Data entries:
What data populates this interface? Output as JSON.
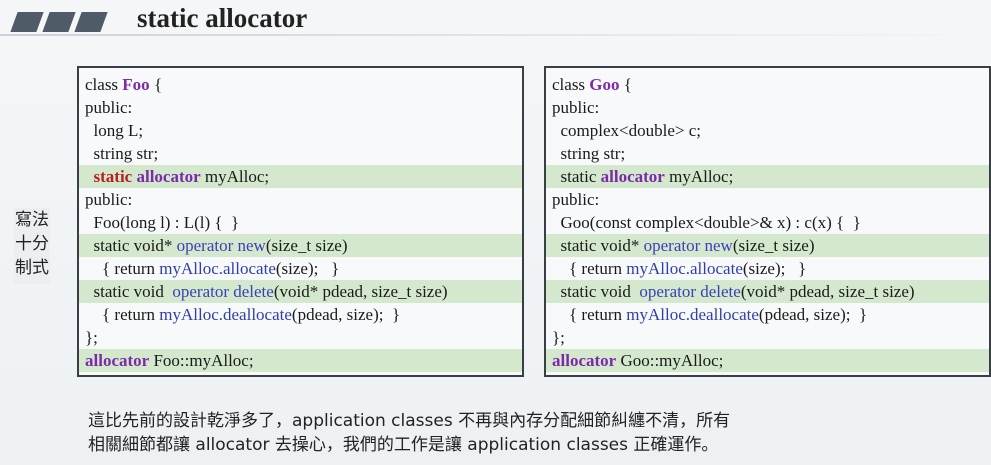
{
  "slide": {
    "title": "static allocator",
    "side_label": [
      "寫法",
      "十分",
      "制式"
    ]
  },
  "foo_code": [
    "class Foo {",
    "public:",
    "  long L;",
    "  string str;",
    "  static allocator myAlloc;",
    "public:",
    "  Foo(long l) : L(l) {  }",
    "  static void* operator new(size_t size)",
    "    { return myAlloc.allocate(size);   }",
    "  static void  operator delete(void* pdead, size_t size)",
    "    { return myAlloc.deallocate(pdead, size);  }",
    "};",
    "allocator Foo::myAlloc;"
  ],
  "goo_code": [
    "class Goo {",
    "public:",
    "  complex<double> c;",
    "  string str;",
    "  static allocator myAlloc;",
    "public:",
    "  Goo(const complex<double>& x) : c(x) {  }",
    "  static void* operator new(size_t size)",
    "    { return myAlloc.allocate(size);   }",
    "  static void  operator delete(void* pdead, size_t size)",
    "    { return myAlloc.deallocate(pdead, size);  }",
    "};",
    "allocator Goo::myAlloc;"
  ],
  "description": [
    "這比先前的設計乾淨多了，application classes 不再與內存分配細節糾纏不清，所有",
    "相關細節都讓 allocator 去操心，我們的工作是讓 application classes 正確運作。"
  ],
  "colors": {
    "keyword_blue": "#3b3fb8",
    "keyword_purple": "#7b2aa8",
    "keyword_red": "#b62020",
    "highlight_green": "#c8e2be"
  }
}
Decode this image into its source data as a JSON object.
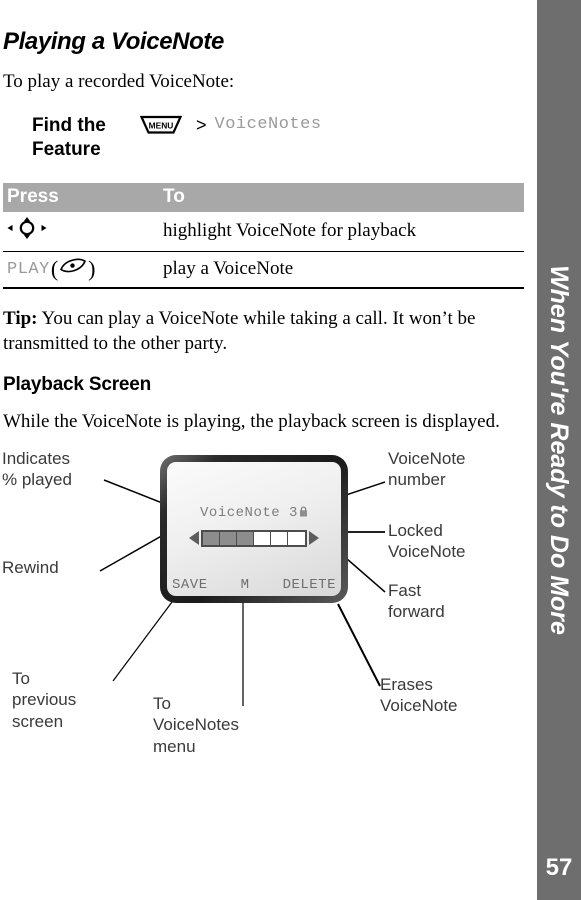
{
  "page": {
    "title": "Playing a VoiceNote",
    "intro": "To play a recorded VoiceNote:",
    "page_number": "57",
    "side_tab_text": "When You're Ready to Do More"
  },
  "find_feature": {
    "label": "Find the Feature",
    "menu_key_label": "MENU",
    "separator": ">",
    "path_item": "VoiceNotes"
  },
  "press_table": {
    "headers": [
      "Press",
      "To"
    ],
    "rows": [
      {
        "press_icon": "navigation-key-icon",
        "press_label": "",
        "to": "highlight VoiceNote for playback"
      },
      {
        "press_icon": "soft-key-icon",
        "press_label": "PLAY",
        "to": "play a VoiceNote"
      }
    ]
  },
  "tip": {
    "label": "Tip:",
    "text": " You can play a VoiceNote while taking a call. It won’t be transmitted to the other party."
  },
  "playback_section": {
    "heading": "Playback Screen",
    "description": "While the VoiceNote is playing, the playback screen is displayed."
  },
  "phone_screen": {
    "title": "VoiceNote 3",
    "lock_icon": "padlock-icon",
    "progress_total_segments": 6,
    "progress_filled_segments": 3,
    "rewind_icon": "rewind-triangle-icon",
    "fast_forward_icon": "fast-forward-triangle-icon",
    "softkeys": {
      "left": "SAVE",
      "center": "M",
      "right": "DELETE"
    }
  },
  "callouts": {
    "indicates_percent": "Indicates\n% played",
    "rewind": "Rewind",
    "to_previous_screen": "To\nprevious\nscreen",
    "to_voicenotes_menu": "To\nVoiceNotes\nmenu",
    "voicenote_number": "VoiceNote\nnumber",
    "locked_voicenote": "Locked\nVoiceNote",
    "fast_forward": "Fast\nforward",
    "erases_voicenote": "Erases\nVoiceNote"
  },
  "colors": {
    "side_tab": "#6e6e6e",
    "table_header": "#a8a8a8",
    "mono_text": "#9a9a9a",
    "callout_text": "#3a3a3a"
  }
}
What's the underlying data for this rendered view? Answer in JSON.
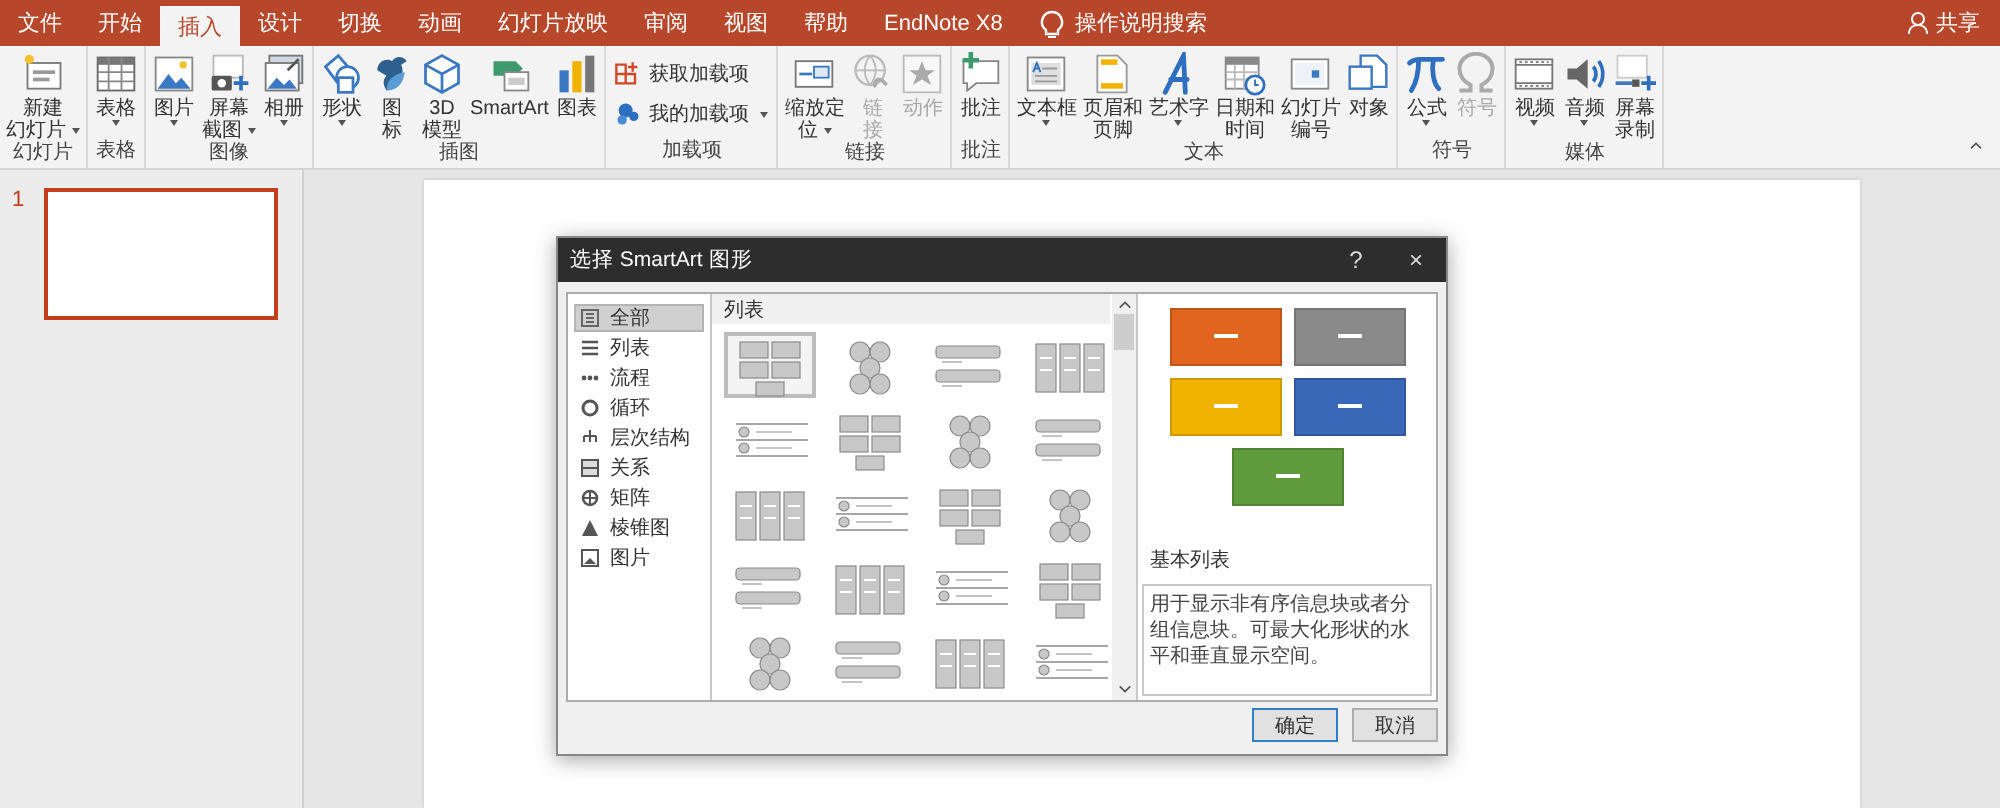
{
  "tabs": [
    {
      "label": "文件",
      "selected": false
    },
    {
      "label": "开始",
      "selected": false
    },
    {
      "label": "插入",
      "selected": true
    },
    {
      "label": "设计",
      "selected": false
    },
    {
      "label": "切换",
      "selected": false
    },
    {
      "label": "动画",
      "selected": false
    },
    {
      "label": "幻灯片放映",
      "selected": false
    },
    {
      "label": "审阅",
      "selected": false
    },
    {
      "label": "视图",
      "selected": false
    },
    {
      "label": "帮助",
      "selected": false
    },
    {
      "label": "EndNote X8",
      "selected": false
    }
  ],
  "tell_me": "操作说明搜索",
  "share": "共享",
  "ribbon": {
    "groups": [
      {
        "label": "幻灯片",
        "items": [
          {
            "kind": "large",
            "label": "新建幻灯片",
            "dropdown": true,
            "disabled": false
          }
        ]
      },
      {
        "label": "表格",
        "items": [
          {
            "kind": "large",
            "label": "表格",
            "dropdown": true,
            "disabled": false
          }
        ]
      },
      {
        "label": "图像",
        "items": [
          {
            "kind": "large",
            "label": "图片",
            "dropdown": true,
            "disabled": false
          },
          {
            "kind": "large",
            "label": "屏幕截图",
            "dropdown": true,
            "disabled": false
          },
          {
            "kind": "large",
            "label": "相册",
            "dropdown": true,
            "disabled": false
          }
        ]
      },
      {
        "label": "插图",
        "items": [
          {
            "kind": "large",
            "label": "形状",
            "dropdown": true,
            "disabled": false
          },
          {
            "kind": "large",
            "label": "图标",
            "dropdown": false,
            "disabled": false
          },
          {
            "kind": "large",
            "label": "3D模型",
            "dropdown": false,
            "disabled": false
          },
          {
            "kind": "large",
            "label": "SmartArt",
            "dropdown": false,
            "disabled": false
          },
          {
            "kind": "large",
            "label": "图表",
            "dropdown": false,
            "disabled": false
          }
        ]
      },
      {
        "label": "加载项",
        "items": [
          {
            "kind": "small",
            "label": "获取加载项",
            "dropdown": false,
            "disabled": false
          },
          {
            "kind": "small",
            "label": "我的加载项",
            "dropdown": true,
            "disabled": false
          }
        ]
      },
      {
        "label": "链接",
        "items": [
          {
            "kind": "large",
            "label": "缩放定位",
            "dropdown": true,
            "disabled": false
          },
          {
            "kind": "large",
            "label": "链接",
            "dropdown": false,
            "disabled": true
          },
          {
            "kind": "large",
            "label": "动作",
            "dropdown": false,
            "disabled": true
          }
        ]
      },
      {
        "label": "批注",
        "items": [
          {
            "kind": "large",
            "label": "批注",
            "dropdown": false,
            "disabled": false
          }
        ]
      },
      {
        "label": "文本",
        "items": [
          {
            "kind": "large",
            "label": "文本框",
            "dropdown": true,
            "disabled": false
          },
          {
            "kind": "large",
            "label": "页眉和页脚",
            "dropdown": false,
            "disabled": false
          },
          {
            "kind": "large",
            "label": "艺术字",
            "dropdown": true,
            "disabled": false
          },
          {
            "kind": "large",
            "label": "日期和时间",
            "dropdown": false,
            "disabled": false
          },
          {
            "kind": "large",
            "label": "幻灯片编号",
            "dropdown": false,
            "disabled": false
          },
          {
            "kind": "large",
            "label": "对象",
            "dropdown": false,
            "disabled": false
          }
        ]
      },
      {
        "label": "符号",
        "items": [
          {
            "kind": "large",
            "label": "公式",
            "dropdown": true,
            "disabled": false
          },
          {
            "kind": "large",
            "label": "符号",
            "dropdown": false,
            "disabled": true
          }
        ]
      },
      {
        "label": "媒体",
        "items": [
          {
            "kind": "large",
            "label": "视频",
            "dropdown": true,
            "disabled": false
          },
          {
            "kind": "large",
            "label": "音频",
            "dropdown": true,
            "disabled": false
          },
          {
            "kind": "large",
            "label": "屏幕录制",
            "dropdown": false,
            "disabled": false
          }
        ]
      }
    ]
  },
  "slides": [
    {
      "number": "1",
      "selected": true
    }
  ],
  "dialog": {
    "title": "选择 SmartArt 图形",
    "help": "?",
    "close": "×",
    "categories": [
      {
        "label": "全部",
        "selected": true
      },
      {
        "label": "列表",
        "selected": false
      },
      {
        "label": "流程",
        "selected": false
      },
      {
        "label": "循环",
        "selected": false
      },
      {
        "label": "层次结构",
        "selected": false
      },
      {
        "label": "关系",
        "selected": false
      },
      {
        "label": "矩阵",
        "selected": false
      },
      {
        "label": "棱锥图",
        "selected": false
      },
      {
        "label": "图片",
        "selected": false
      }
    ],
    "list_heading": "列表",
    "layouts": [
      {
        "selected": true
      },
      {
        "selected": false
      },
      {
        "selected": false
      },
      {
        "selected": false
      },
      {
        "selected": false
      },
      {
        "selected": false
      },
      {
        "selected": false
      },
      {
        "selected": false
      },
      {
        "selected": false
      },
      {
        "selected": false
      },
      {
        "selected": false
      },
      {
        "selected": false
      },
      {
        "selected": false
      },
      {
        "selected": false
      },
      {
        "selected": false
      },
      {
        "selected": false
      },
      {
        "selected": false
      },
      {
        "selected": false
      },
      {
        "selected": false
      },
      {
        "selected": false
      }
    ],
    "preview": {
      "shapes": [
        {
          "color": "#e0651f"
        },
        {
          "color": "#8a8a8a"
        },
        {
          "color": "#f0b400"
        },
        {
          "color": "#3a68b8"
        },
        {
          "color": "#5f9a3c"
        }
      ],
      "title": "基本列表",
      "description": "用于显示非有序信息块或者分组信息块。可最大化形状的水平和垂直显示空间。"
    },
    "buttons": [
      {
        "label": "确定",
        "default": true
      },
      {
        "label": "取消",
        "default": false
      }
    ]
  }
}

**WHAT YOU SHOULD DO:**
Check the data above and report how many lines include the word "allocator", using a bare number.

**RESPONSE BOX:**
6